  • If either operand of a + operator is nullable, and neither operand is of type any or string.
  • If either operand of a -, *, **, /, %, <<, >>, >>>, &, |, or ^ operator is nullable.
  • If either operand of a <, >, <=, >=, or in operator is nullable.
  • If the right operand of an instanceof operator is nullable.
  • If the operand of a +, -, ~, ++, or -- unary operator is nullable.

Let's take a look at situations in which nullable expression operands can bite us if we're not careful. Before TypeScript 2.2, this function compiled just fine:

function isValidPasswordLength(password: string, min: number, max?: number) {
    return password.length >= min
        && password.length <= max;
}

Note that the max parameter is optional. This means we can call isValidPasswordLength with either two or three arguments:

isValidPasswordLength("open sesame", 6, 128);  // true
isValidPasswordLength("open sesame", 6, 8);    // false
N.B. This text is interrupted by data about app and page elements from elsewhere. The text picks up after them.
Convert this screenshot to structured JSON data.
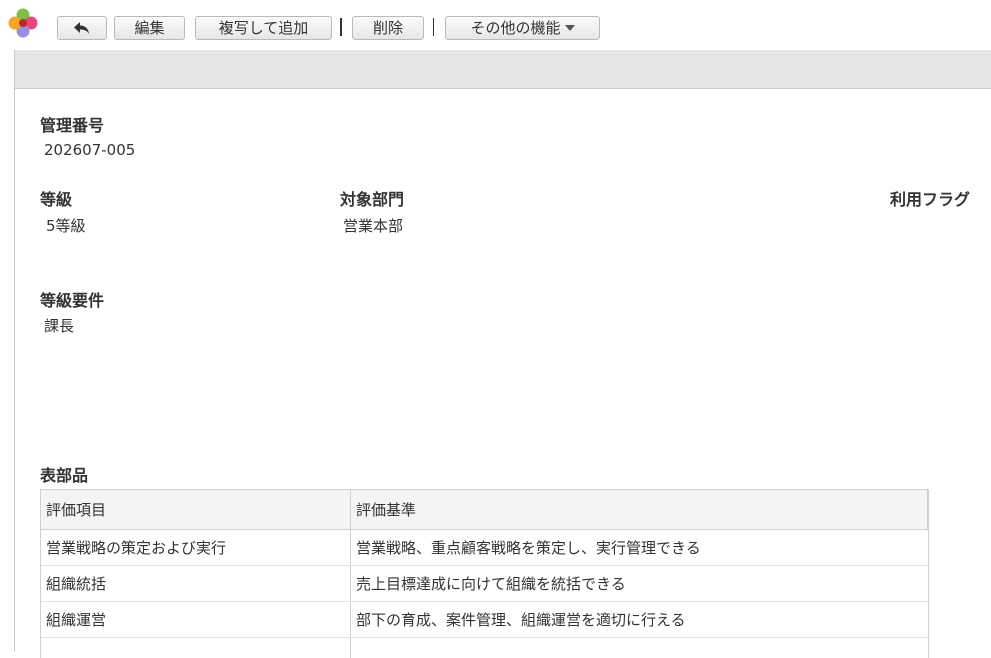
{
  "toolbar": {
    "back_label": "",
    "edit_label": "編集",
    "copy_add_label": "複写して追加",
    "delete_label": "削除",
    "more_label": "その他の機能"
  },
  "fields": {
    "management_no": {
      "label": "管理番号",
      "value": "202607-005"
    },
    "grade": {
      "label": "等級",
      "value": "5等級"
    },
    "department": {
      "label": "対象部門",
      "value": "営業本部"
    },
    "usage_flag": {
      "label": "利用フラグ",
      "value": ""
    },
    "grade_requirement": {
      "label": "等級要件",
      "value": "課長"
    }
  },
  "table": {
    "title": "表部品",
    "columns": [
      "評価項目",
      "評価基準"
    ],
    "rows": [
      [
        "営業戦略の策定および実行",
        "営業戦略、重点顧客戦略を策定し、実行管理できる"
      ],
      [
        "組織統括",
        "売上目標達成に向けて組織を統括できる"
      ],
      [
        "組織運営",
        "部下の育成、案件管理、組織運営を適切に行える"
      ]
    ]
  },
  "icons": {
    "logo": "app-logo-icon",
    "back": "back-arrow-icon",
    "more_caret": "caret-down-icon"
  },
  "colors": {
    "logo_orange": "#f5a623",
    "logo_green": "#7cc142",
    "logo_pink": "#e8467c",
    "logo_purple": "#9b8ee6",
    "logo_center": "#c0262d",
    "panel_bar": "#e5e5e5"
  }
}
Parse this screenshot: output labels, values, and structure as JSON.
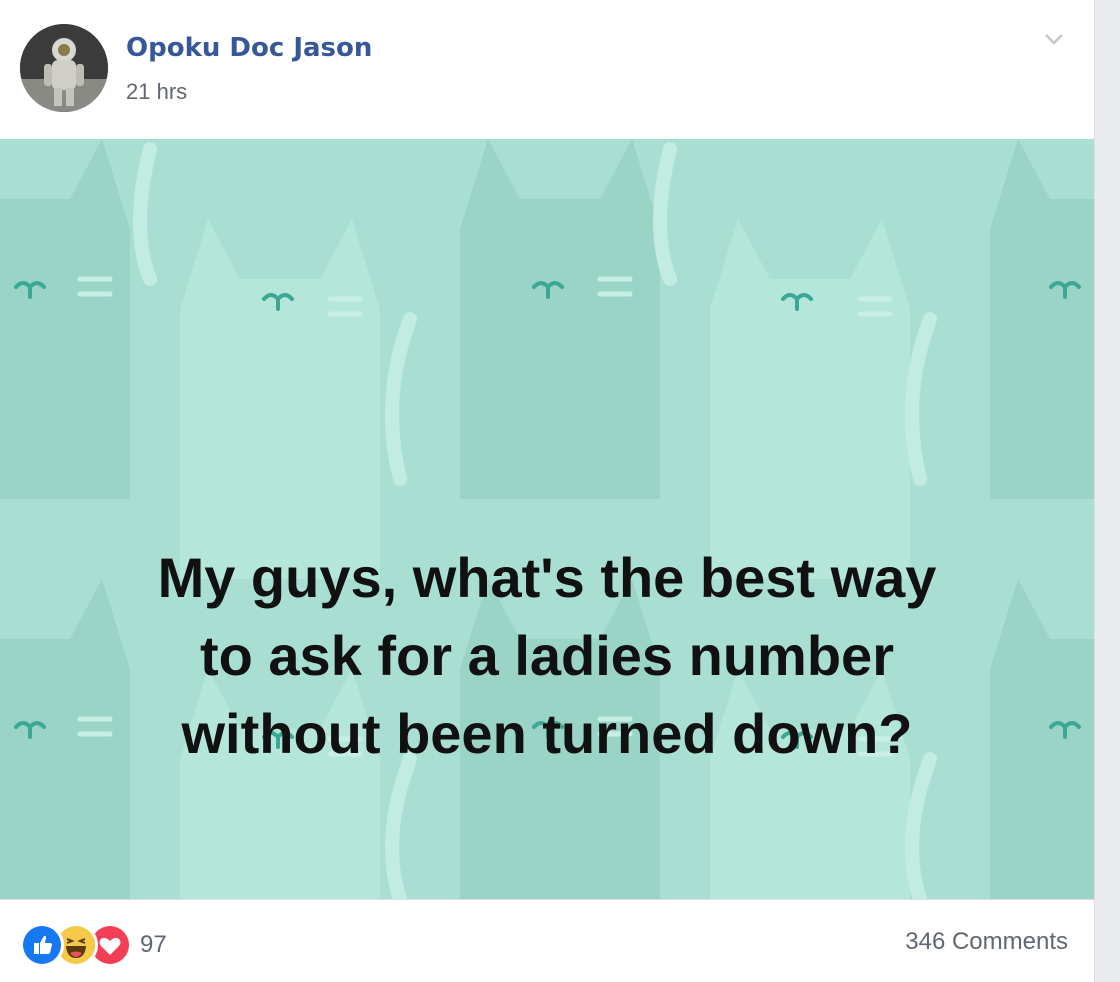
{
  "post": {
    "author": "Opoku Doc Jason",
    "timestamp": "21 hrs",
    "text_lines": [
      "My guys, what's the best way",
      "to ask for a ladies number",
      "without been turned down?"
    ],
    "background_colors": {
      "base": "#a8dfd2",
      "cat_dark": "#99d4c6",
      "cat_light": "#b5e6da",
      "whisker_accent": "#3aa893"
    }
  },
  "footer": {
    "reaction_icons": [
      "like-icon",
      "haha-icon",
      "love-icon"
    ],
    "reaction_count": "97",
    "comments_label": "346 Comments"
  },
  "icons": {
    "menu": "chevron-down-icon"
  }
}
The length of the password "open sesame" is 10 characters. We therefore get back true for the range [6,128] and false for the range [6,8]. So far, so good.

If we call isValidPasswordLength without providing a value for the max parameter, we'd probably expect to get back true if the password length exceeds the min value. However, that's not the case:

isValidPasswordLength("open sesame", 6);  // false

The problem here is the <= max comparison. If max is undefined, <= max will always evaluate to false. In that case, isValidPasswordLength will never return true.

In TypeScript 2.2, the expression password.length <= max is not type-correct, given that your application is running in strict null checking mode (which it should):

function isValidPasswordLength(password: string, min: number, max?: number) {
    return password.length >= min
        && password.length <= max;  // Error: Object is possibly 'undefined'.
}

So how do we fix our function to make it type-correct? One possible solution is to provide a default value for the max parameter which only kicks in when undefined is passed. That way, the parameter will still be optional, but will always contain a value of type number:

function isValidPasswordLength(password: string, min: number, max: number = Number.MAX_VALUE) {
    return password.length >= min
        && password.length <= max;
}

There are other approaches we could choose as well, but this one works just fine. As long as we're no longer comparing max with the undefined value, we're good!